The propagandized and fearful, pro-war, militarist American Exceptionalist wing of the Tea Party movement really do not believe in localism, decentralization, and “small government.” They are nationalists who merge their own personal identities with the State, particularly the centralized Leviathan in DC, and its military. Whatever the post-9/11 DC socialists said, the nationalists believed without question.
Instead of supporting the honest conservative Ron Paul, the Tea Party went with the corrupt central planners who co-opted them two years ago, and they decided to go for the socialist, unprincipled, central planning-lover, flip-flopper Willard Romney, pretending that he will reduce the government’s size and intrusiveness.
But just as with many Obama-supporting Democrats, many conservatives and Republicans just cannot seem to grasp that both parties are two sides of the same Big Government, expansionist, anti-liberty coin.
Small government conservatives still have a blind faith in the GOP, despite its constant betrayals and failures. Reagan expanded government and raised taxes, the 1994 Republican Revolution ended up further expanding the federal government, and George W. Bush might as well have been a Democrat.
Conservatives and Tea Partiers still have “Hope for Change,” but it never happens with the Big Government statist GOP.
As Murray Rothbard wrote, about the Left’s accurate vision of the conservatives:

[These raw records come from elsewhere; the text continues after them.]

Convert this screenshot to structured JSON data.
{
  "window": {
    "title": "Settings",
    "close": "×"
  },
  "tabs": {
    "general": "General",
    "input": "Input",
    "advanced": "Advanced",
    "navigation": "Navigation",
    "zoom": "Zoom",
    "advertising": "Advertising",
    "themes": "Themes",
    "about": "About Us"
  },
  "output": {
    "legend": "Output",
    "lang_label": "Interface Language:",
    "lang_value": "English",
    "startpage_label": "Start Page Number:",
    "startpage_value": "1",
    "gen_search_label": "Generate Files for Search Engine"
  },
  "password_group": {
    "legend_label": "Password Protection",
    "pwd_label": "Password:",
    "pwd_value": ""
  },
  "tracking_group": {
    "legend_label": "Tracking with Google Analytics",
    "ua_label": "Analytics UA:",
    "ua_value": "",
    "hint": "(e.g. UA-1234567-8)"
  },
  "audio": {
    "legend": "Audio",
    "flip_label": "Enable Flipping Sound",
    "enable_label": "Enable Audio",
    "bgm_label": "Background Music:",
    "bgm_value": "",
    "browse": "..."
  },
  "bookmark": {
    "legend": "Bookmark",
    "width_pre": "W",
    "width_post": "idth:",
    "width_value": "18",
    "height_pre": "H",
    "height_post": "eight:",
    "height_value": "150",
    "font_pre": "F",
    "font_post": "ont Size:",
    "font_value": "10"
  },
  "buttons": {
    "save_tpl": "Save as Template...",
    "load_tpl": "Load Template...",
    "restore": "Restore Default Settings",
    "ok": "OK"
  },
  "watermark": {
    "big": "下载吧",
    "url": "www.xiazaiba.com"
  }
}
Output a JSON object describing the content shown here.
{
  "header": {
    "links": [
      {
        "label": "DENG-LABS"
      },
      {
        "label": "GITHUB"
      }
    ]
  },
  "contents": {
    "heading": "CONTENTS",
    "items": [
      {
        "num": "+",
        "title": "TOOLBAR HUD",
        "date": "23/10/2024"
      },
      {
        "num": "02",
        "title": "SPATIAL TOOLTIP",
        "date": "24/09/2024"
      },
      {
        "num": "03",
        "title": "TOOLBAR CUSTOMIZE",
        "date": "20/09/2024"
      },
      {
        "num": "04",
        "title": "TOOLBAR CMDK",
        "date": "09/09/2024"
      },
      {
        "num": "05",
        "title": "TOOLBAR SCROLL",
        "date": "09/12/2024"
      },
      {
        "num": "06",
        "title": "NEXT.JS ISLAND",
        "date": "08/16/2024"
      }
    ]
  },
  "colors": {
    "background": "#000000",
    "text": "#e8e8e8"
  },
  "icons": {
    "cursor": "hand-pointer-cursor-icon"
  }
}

… first, left-liberals, in power, make a Great Leap Forward toward collectivism; then, when, in the course of the political cycle, four or eight years later, conservatives come to power, they of course are horrified at the very idea of repealing anything; they simply slow down the rate of growth of statism, consolidating the previous gains of the Left, and providing a bit of R&R for the next liberal Great Leap Forward. And if you think about it, you will see that this is precisely what every Republican administration has done since the New Deal.

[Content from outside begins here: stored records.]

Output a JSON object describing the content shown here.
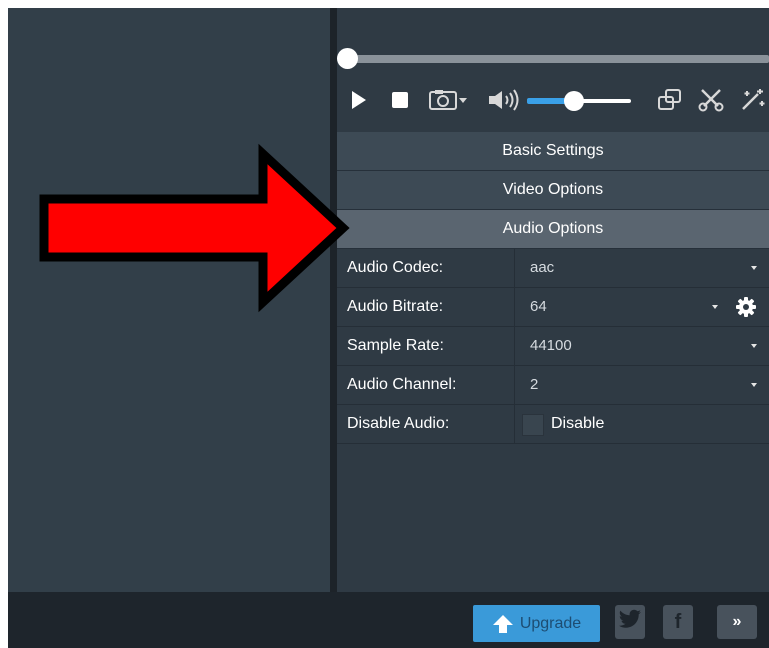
{
  "sections": {
    "basic": "Basic Settings",
    "video": "Video Options",
    "audio": "Audio Options"
  },
  "audio_settings": [
    {
      "label": "Audio Codec:",
      "value": "aac"
    },
    {
      "label": "Audio Bitrate:",
      "value": "64"
    },
    {
      "label": "Sample Rate:",
      "value": "44100"
    },
    {
      "label": "Audio Channel:",
      "value": "2"
    }
  ],
  "disable_audio": {
    "label": "Disable Audio:",
    "checkbox_label": "Disable",
    "checked": false
  },
  "player": {
    "seek_position": 0.0,
    "volume_level": 0.45
  },
  "footer": {
    "upgrade_label": "Upgrade",
    "twitter_glyph": "t",
    "facebook_glyph": "f",
    "more_glyph": "»"
  },
  "icons": [
    "play-icon",
    "stop-icon",
    "camera-icon",
    "volume-icon",
    "copy-icon",
    "scissors-icon",
    "magic-wand-icon",
    "gear-icon",
    "upload-arrow-icon",
    "twitter-icon",
    "facebook-icon"
  ],
  "colors": {
    "accent": "#3a9ad9",
    "annotation_arrow": "#ff0000"
  }
}
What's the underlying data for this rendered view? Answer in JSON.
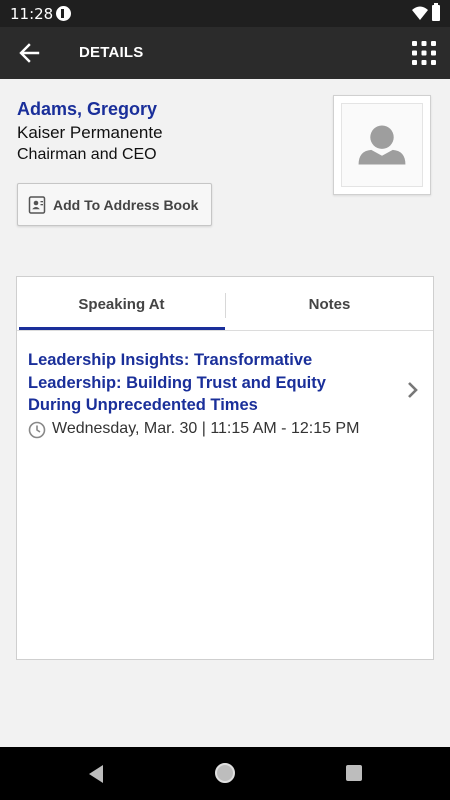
{
  "status_bar": {
    "time": "11:28",
    "icons": [
      "app-notification-icon",
      "wifi-icon",
      "battery-icon"
    ]
  },
  "app_bar": {
    "title": "DETAILS",
    "icons": [
      "back-arrow-icon",
      "grid-menu-icon"
    ]
  },
  "person": {
    "name": "Adams, Gregory",
    "organization": "Kaiser Permanente",
    "title": "Chairman and CEO",
    "avatar_icon": "person-placeholder-icon"
  },
  "address_book_button": {
    "label": "Add To Address Book",
    "icon": "contact-card-icon"
  },
  "tabs": [
    {
      "label": "Speaking At",
      "active": true
    },
    {
      "label": "Notes",
      "active": false
    }
  ],
  "sessions": [
    {
      "title": "Leadership Insights: Transformative Leadership: Building Trust and Equity During Unprecedented Times",
      "time": "Wednesday, Mar. 30 | 11:15 AM - 12:15 PM",
      "icon": "clock-icon"
    }
  ],
  "nav_bar": {
    "icons": [
      "nav-back-icon",
      "nav-home-icon",
      "nav-recents-icon"
    ]
  },
  "colors": {
    "accent": "#1a2f9a",
    "app_bar": "#2b2b2b",
    "background": "#f2f2f2"
  }
}
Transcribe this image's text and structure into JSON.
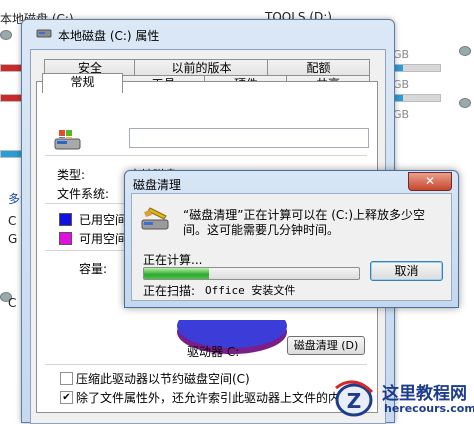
{
  "background": {
    "drive_c_label": "本地磁盘 (C:)",
    "drive_d_label": "TOOLS (D:)",
    "gb_labels": [
      "GB",
      "GB",
      "GB"
    ],
    "side_text_1": "多动",
    "side_text_2": "C",
    "side_text_3": "G",
    "side_text_4": "C"
  },
  "properties": {
    "title": "本地磁盘 (C:) 属性",
    "tabs_row1": [
      "安全",
      "以前的版本",
      "配额"
    ],
    "tabs_row2": [
      "常规",
      "工具",
      "硬件",
      "共享"
    ],
    "type_label": "类型:",
    "type_value": "本地磁盘",
    "fs_label": "文件系统:",
    "used_label": "已用空间",
    "free_label": "可用空间",
    "capacity_label": "容量:",
    "drive_label": "驱动器 C:",
    "cleanup_button": "磁盘清理 (D)",
    "compress_label": "压缩此驱动器以节约磁盘空间(C)",
    "index_label": "除了文件属性外，还允许索引此驱动器上文件的内",
    "compress_checked": false,
    "index_checked": true,
    "used_color": "#1010e0",
    "free_color": "#e010e0"
  },
  "cleanup_dialog": {
    "title": "磁盘清理",
    "close_label": "✕",
    "message_line1": "“磁盘清理”正在计算可以在 (C:)上释放多少空",
    "message_line2": "间。这可能需要几分钟时间。",
    "calculating_label": "正在计算...",
    "progress": 0.3,
    "cancel_button": "取消",
    "scanning_label": "正在扫描:",
    "scanning_value": "Office 安装文件"
  },
  "watermark": {
    "site_name": "这里教程网",
    "site_url": "herecours.com"
  }
}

The GOP’s co-opting the Tea Party, union thugs, Soviet-like IRS intimidation tactics, alignments with militarist Big Government neocons – the Tea Party’s chances of surviving in Soviet Amerika were never very good to begin with. But I would suggest that Rand Paul’s endorsement of Willard may have been the final nail in the Tea Party coffin.
But, given that the State itself, as Rothbard suggested, “is a vast engine of institutionalized crime and aggression, the ‘organization of the political means’ to wealth,” it should be of no surprise that so many groups who depend on the power of the State for their very survival would want to shut down or co-opt a movement whose main goal is to reduce the size and power of the Leviathan that empowers and enriches the State’s beneficiaries.